TASK TO CARRY OUT: Going through the material below, please gather all lines with the word "circle" in them.

━━━

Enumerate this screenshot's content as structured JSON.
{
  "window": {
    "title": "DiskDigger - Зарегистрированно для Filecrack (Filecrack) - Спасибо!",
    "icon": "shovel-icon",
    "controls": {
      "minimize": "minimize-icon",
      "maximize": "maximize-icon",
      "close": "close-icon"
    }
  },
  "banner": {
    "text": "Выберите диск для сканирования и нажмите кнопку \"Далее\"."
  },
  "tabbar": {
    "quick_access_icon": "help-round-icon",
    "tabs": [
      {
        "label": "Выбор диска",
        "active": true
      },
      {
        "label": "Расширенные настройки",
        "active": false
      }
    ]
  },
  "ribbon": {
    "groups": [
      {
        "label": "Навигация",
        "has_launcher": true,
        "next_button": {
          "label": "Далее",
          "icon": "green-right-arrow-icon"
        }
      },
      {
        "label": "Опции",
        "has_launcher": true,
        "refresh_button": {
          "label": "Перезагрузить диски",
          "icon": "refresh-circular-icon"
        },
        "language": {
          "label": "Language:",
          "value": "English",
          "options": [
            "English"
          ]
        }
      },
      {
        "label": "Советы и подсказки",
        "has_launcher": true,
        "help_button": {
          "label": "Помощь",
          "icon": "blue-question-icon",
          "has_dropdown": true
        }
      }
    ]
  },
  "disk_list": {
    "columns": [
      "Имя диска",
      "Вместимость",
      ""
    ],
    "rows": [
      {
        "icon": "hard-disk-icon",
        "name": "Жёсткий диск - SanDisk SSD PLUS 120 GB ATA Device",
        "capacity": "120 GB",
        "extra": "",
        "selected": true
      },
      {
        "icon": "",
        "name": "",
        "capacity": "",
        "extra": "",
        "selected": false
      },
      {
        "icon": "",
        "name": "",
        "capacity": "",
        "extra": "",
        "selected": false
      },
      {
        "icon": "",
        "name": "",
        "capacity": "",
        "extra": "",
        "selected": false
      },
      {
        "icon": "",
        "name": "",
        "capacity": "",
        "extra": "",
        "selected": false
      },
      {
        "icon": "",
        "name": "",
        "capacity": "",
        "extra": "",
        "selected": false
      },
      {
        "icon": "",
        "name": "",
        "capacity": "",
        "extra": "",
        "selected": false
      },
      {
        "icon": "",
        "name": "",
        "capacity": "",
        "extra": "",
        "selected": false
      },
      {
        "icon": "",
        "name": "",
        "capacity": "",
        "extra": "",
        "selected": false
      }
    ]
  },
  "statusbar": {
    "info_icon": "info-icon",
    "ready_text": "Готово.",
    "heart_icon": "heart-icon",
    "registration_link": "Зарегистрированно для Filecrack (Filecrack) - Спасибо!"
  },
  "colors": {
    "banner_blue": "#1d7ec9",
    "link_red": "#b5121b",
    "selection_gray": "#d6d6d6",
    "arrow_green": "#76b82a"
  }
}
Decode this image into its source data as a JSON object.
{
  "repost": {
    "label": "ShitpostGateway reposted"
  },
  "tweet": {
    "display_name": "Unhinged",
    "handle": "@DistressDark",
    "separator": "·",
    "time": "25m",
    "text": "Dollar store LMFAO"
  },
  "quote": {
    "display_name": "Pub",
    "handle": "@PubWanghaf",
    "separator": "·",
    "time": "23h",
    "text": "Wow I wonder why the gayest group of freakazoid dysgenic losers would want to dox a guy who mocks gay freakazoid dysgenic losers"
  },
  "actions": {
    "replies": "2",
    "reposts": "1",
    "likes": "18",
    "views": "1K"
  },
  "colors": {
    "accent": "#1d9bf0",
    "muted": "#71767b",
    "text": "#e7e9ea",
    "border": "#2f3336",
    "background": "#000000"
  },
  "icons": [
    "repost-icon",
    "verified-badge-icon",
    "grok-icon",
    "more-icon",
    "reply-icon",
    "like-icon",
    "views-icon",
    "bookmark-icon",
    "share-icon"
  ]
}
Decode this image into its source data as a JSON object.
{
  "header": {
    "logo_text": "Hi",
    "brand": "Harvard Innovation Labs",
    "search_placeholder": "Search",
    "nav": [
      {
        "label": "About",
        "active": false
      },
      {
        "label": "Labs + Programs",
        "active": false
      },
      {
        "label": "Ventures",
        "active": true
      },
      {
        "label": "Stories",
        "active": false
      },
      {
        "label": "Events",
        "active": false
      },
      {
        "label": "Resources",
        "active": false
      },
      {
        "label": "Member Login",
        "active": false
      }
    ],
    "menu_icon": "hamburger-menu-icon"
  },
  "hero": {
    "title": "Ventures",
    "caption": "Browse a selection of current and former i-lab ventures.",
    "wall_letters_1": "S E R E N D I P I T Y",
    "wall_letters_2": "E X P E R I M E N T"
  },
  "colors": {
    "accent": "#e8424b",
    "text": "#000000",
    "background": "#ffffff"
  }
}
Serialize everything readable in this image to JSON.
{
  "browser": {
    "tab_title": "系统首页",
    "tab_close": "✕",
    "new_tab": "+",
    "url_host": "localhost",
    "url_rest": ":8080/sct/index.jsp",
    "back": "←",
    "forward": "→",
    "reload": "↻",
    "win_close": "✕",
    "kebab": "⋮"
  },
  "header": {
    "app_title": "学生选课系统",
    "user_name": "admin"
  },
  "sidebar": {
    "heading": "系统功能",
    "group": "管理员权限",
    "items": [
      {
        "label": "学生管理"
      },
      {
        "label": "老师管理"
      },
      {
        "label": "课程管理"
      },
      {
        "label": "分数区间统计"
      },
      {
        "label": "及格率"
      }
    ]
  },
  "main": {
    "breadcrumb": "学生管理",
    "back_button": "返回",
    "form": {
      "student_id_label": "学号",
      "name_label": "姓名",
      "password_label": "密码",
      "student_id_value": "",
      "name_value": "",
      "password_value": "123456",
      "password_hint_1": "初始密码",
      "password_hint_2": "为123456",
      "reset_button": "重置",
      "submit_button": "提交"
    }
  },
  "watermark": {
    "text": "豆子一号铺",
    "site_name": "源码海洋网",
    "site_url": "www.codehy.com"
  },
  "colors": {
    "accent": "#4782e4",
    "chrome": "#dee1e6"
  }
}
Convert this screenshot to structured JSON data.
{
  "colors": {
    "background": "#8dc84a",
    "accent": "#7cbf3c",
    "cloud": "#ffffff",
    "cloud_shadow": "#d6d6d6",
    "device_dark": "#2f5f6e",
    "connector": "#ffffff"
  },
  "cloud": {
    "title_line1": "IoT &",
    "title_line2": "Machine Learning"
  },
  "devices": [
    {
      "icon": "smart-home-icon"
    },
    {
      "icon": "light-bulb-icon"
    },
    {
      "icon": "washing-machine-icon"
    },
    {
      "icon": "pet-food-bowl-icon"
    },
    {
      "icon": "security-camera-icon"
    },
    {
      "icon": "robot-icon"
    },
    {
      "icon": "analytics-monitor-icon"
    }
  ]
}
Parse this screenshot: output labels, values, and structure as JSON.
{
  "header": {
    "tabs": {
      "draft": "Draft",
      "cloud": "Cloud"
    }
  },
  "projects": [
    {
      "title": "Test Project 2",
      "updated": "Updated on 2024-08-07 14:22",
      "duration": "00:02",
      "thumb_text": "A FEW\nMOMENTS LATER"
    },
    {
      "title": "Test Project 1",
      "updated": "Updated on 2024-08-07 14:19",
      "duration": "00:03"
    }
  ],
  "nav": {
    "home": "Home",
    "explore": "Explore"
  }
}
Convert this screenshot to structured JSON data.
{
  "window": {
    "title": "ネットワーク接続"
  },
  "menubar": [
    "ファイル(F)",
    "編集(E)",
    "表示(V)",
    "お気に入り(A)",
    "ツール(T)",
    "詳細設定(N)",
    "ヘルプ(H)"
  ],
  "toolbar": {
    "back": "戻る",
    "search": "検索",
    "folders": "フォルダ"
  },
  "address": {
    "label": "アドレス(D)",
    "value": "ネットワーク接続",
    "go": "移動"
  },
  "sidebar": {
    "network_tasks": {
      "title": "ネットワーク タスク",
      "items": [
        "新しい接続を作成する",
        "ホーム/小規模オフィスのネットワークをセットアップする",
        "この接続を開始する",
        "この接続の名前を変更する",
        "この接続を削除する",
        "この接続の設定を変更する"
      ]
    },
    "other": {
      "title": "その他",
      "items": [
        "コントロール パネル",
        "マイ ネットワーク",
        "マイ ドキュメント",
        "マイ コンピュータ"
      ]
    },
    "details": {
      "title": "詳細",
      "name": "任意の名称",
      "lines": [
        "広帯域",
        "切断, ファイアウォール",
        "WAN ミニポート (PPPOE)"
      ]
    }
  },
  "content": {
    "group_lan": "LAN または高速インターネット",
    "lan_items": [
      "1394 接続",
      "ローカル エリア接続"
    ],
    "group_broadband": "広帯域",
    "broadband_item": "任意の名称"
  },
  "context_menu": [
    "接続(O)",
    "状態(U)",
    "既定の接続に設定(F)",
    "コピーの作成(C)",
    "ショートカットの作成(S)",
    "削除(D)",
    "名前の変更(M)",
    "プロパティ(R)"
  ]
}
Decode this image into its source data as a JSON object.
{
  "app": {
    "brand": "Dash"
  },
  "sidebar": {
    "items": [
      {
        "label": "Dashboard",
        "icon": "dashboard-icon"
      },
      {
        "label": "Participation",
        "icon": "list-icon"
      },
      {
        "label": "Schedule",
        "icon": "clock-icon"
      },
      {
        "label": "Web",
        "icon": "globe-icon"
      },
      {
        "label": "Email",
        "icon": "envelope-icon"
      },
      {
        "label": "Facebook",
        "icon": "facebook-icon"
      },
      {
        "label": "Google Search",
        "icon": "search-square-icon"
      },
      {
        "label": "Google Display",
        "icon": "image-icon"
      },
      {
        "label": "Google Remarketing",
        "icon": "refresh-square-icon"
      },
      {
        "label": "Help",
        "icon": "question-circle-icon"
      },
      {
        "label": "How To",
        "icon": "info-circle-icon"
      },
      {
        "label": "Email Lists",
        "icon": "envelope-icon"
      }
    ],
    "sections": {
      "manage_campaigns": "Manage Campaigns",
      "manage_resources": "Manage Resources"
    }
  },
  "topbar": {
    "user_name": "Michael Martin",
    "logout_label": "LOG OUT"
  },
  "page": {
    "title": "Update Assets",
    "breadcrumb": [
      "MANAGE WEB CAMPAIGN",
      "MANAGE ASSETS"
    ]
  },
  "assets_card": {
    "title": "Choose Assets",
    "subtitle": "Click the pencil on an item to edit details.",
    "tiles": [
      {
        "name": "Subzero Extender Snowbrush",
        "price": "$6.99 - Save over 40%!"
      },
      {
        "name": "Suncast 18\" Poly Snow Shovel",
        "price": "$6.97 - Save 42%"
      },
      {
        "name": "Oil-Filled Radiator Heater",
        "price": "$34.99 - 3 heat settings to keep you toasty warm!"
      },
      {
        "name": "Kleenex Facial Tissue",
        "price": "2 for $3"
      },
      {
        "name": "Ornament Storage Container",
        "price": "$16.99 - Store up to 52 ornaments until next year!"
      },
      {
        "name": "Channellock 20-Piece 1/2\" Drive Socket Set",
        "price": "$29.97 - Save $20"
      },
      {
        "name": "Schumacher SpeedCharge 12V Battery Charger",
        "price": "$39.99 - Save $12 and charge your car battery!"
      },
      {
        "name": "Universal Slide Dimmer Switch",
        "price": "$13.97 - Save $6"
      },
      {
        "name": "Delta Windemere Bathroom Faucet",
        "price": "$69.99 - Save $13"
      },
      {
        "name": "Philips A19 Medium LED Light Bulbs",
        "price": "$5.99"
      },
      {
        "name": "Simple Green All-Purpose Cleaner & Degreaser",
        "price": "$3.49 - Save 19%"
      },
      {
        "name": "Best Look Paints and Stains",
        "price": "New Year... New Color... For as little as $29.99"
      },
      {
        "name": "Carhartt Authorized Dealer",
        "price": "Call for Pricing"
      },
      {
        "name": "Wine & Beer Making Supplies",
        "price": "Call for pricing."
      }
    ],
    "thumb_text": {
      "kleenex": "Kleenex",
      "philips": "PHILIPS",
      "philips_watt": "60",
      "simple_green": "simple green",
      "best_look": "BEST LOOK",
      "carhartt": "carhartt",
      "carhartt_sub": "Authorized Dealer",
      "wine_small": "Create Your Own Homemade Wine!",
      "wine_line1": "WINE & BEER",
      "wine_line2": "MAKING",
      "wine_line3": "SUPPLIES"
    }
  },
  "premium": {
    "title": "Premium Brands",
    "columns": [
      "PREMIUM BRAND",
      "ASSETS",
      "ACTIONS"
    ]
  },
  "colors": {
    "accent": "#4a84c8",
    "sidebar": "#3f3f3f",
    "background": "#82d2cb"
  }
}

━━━

RESPONSE AREA:
        "icon": "question-circle-icon"
        "icon": "info-circle-icon"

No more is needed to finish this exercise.